From robotic planting and harvesting systems through self-driving trucks, inspection systems, traceability, robotic pick and place loading systems, robotic grading systems, food processing systems, pick and place, inventory control and other areas, Artificial Intelligence (AI) is planning major changes that will impact the food supply chain in ways we can only imagine.
If you think artificial intelligence only runs robots or drives cars, think again. AI is ramping up in all food supply chain areas. Through the use of giant databases, supercomputers and new software with information and technologies supplied by Microsoft, Facebook, IBM, Intel, Google, the Internet of Things, Baidu, Amazon, NVIDIA, iRobot, Netflix, PayPal and hundreds of others are betting big and betting now on advances beyond most of our imaginations.
If AI has not already impacted your company due to customer-driven cost reductions, improvements in food safety and quality or delivery through-put times, it soon will.
In this webinar, we will review some of the current trends and products coming your way regardless of where you sit in the food supply chain. We will cover basic AI concepts, discuss how some of these giant companies are working together to bring AI to you and step through different currently available systems and on into some of the technologies and companies driving this massive movement.

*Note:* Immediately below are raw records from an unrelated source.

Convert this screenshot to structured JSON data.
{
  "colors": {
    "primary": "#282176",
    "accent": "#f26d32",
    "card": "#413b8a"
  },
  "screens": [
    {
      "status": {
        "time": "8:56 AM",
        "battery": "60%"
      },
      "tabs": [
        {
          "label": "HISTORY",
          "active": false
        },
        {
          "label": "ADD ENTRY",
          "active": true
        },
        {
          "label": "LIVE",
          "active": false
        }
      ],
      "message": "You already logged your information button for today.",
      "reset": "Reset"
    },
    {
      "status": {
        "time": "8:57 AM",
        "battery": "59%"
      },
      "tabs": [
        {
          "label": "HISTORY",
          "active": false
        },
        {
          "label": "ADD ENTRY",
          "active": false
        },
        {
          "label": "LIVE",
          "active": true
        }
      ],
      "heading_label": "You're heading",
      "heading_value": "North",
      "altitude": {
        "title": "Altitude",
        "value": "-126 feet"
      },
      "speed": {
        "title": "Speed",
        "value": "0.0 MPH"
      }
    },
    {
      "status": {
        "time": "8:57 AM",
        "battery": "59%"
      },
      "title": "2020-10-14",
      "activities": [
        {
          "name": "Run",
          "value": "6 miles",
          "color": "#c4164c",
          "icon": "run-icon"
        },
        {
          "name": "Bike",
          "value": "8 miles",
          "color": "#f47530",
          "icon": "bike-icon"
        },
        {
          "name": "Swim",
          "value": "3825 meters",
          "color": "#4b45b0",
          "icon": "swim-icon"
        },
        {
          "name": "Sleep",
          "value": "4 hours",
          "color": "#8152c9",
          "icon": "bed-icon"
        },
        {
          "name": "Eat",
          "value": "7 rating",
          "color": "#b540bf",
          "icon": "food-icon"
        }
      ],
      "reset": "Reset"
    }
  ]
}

AI is a controversial but undeniable force moving into the food supply chain. Understanding the basics and trends is critical to your company’s ability to meet new customer and market demands. Now is the time to get on board. Learning objectives are:
Dr. John M. Ryan is currently working with various food and RFID/Traceability suppliers and a variety of sensor providers to implement an international RFID produce supply chain track and trace and food safety system between the State of Hawaii and the Asia-Pacific Region. He is a the quality assurance administrator over two branches within the department: Commodities and Measurement Standards which include labs used to test various processed foods and primary involvement with food safety. He previously implemented the nations' first RFID food traceability (farm-distribution-retail) project.